DATA SHOWN:
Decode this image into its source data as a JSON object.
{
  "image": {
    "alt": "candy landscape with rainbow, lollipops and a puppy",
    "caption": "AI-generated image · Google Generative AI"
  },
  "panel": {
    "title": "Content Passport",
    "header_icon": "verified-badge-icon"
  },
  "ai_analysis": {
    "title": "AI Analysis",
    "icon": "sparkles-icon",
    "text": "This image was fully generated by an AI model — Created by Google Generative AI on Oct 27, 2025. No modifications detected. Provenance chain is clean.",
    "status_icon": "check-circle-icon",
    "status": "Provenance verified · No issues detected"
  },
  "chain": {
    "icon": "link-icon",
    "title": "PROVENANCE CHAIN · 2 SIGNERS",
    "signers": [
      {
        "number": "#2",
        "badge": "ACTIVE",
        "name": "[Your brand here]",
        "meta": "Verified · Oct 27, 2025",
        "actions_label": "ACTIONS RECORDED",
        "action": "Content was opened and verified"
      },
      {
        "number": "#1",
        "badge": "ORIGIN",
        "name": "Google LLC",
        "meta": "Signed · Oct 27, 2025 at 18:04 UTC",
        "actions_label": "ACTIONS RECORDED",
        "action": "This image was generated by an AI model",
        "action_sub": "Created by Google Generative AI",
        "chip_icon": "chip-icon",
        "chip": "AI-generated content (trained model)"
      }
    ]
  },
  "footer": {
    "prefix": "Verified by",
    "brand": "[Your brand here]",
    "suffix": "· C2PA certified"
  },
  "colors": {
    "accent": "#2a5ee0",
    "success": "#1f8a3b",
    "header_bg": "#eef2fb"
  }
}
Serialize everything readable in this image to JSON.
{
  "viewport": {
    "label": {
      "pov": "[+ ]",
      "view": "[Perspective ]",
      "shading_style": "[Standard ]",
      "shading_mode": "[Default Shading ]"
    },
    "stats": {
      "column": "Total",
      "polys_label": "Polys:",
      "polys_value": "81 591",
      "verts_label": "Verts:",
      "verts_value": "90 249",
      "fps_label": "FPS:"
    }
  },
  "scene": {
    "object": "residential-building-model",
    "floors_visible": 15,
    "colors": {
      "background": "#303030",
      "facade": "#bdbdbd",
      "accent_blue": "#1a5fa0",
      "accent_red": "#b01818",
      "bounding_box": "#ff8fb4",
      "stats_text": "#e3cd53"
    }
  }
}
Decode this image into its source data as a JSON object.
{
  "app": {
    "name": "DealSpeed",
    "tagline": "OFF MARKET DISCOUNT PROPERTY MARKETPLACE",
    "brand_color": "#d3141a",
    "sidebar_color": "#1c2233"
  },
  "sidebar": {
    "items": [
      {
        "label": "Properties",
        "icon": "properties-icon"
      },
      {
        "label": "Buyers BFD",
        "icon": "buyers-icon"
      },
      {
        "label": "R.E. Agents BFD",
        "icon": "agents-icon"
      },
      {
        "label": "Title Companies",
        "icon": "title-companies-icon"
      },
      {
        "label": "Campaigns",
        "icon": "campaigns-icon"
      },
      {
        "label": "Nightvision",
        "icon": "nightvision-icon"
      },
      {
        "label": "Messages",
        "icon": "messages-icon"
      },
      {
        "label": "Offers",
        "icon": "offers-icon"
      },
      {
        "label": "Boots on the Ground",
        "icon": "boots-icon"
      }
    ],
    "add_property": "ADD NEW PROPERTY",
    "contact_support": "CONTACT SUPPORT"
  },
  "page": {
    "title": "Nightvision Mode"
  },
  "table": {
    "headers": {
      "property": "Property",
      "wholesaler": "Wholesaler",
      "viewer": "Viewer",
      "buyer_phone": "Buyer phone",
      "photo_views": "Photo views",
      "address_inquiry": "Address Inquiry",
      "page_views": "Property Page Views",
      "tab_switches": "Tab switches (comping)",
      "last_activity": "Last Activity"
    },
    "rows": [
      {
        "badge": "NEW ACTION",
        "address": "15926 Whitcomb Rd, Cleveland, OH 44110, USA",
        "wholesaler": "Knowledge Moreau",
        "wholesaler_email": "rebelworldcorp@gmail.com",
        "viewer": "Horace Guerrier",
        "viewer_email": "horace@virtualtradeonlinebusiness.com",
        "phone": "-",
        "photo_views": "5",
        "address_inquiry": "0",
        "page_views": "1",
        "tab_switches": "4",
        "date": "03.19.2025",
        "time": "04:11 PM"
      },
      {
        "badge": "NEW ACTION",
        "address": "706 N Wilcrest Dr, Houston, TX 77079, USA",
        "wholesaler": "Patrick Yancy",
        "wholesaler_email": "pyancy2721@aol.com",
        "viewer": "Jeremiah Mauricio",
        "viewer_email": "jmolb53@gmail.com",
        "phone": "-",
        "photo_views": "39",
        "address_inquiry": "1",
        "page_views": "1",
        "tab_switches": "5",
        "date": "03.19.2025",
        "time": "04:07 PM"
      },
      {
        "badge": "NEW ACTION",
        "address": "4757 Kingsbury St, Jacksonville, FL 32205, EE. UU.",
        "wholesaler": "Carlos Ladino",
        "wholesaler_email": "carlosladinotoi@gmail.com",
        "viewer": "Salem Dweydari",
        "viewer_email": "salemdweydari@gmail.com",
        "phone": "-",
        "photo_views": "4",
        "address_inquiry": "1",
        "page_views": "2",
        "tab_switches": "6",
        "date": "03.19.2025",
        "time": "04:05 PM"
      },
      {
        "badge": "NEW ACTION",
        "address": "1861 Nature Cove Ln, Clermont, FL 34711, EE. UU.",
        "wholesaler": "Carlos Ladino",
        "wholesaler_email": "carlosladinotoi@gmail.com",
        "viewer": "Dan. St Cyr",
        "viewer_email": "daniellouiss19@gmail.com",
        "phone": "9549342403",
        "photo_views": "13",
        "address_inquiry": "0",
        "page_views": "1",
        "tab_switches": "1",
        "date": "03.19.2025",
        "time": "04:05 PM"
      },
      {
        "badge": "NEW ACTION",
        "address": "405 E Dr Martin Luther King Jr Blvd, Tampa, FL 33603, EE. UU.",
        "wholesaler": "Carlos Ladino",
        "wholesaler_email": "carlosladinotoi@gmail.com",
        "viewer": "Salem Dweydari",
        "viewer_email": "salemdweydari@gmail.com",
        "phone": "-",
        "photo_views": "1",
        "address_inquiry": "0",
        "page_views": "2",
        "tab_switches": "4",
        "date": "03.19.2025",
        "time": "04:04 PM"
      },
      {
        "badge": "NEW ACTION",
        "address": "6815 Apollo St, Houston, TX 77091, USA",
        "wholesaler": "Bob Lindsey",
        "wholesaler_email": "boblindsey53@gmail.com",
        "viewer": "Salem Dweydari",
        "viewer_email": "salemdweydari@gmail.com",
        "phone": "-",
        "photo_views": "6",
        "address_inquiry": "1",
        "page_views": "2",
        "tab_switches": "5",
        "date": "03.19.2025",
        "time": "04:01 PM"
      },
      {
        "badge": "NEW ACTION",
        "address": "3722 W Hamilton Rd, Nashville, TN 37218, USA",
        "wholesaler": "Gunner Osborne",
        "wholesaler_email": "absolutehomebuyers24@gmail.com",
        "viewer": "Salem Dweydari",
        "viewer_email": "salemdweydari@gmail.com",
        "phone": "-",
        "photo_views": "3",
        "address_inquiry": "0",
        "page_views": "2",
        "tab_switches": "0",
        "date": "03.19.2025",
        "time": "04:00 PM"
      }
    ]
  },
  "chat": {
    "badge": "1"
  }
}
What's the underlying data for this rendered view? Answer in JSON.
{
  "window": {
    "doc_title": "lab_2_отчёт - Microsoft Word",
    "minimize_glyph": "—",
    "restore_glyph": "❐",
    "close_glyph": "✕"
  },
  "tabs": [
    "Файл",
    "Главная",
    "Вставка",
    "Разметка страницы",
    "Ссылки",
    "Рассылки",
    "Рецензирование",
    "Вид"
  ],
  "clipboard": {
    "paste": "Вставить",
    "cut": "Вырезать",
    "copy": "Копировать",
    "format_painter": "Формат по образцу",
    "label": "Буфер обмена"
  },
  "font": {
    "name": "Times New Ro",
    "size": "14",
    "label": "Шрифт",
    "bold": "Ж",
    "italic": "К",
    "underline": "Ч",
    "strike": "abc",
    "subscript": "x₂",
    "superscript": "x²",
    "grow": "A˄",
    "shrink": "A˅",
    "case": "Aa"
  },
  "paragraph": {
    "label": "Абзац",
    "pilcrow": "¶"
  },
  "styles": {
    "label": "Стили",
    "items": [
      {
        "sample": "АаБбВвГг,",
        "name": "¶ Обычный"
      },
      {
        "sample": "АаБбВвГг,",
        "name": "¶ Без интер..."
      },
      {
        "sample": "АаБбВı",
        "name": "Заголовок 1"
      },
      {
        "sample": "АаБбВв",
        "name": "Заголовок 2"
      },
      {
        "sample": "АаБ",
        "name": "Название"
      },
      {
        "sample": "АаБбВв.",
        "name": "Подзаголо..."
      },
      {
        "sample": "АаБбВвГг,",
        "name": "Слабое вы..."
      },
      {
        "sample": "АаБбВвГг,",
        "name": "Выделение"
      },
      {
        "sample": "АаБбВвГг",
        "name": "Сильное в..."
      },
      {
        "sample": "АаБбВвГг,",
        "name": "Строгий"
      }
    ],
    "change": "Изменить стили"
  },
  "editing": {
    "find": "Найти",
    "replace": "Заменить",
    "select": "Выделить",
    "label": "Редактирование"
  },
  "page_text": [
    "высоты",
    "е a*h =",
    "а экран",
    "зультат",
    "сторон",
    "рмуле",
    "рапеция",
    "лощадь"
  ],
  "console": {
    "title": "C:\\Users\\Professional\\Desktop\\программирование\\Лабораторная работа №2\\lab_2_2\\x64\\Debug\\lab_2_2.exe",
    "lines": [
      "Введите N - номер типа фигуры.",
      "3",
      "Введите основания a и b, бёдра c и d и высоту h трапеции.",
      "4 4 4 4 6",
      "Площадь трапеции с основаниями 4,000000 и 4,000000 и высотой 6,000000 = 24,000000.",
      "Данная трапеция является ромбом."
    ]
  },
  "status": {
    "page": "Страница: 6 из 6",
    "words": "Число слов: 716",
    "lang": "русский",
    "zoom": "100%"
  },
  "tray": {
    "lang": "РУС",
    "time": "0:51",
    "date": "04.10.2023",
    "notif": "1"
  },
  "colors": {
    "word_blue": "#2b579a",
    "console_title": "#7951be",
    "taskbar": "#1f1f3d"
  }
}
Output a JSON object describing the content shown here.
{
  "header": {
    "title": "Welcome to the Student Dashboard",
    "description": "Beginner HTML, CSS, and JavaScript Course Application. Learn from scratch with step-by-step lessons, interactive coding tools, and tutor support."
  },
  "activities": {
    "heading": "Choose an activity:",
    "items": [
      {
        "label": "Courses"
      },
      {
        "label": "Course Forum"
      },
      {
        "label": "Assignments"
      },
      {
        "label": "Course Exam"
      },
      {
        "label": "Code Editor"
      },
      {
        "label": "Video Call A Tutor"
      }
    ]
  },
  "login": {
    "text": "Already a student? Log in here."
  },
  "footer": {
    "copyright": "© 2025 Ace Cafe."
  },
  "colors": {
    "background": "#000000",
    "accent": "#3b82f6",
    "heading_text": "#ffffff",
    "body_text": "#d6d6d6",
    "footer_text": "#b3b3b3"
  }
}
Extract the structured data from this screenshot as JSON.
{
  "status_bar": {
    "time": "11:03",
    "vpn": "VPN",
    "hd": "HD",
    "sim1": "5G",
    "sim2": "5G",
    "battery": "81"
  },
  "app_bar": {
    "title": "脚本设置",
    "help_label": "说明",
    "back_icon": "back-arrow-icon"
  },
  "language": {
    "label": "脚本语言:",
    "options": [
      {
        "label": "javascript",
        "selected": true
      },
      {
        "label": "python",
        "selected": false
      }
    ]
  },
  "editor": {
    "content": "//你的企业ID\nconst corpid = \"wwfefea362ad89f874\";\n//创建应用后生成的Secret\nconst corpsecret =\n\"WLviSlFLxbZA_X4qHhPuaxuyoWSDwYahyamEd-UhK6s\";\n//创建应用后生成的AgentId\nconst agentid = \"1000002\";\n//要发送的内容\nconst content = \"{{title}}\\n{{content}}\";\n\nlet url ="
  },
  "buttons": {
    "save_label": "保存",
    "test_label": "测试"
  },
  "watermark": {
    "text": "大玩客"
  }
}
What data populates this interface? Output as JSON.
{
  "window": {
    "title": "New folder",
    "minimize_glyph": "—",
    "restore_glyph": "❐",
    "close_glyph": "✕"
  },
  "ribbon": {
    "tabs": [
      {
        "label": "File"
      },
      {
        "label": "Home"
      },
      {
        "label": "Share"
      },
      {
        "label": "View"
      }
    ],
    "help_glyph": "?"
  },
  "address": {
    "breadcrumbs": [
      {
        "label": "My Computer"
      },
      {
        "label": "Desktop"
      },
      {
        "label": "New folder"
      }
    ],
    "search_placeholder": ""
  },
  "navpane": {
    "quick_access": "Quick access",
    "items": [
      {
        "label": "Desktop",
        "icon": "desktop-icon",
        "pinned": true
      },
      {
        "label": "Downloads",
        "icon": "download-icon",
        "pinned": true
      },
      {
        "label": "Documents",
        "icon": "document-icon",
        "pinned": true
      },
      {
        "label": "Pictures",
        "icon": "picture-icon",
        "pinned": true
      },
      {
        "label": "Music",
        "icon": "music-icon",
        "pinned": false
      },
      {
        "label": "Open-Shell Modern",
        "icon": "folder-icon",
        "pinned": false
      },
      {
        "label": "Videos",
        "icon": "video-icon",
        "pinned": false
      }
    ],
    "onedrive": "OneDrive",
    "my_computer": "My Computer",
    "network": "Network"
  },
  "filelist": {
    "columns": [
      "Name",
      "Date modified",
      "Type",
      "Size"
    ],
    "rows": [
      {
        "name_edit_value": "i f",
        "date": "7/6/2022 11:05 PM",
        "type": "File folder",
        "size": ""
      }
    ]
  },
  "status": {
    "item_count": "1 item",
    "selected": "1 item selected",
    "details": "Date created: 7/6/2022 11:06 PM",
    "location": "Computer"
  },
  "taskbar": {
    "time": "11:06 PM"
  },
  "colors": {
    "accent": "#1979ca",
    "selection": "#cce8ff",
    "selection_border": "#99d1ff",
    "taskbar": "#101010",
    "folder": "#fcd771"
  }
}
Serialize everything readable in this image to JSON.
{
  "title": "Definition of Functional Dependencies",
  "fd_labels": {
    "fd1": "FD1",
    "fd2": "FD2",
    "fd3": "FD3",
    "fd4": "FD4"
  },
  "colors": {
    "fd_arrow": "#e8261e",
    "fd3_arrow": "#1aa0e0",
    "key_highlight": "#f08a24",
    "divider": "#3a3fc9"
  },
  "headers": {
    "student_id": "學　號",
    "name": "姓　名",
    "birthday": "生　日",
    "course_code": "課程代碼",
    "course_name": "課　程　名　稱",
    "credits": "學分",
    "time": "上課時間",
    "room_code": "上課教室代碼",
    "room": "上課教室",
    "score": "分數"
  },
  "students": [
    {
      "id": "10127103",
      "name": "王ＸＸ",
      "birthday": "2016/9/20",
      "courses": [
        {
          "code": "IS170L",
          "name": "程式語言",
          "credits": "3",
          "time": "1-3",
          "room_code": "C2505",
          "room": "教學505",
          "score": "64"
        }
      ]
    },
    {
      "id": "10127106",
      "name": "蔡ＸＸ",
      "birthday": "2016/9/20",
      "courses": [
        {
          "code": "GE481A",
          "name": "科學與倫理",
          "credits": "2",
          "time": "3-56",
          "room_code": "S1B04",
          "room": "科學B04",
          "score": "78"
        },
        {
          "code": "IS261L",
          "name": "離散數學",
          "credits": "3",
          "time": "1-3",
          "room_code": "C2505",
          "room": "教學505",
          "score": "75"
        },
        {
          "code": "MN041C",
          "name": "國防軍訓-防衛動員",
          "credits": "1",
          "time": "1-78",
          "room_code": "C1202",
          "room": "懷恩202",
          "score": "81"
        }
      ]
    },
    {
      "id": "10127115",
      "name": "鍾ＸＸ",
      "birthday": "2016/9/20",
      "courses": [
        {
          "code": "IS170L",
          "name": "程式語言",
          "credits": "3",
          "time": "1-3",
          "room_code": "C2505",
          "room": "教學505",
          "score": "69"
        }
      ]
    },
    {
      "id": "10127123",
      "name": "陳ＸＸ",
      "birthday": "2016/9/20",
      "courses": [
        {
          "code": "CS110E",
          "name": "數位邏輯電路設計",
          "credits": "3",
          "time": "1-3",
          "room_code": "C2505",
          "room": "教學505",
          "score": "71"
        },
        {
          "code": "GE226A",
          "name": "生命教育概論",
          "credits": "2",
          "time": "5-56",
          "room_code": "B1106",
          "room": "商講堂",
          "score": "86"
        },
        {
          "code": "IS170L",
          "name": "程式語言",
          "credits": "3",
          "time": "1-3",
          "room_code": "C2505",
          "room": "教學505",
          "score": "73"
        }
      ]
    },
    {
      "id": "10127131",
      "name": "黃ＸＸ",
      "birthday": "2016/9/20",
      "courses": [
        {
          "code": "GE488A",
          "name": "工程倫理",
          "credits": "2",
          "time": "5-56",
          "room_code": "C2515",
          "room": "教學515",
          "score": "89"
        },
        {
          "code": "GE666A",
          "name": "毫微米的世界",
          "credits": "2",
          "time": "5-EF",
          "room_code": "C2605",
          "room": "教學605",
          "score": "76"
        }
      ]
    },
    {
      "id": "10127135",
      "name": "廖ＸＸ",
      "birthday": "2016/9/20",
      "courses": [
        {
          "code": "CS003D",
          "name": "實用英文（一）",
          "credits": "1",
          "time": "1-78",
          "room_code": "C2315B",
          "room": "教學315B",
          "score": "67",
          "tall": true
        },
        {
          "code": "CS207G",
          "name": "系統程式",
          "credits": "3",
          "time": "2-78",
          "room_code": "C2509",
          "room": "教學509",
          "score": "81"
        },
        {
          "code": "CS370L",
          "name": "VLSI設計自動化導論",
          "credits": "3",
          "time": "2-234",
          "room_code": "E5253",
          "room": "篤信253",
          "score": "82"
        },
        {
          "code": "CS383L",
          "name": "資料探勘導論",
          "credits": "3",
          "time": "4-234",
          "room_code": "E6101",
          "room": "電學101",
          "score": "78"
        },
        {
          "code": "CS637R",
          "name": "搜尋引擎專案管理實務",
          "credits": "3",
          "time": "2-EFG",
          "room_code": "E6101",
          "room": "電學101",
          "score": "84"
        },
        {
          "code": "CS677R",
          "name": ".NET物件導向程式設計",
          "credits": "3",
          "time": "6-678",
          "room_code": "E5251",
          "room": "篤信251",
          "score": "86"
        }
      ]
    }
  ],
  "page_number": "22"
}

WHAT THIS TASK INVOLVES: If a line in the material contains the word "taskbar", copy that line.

ANSWER TO THIS PROBLEM:
    "taskbar": "#1f1f3d"
  "taskbar": {
    "taskbar": "#101010",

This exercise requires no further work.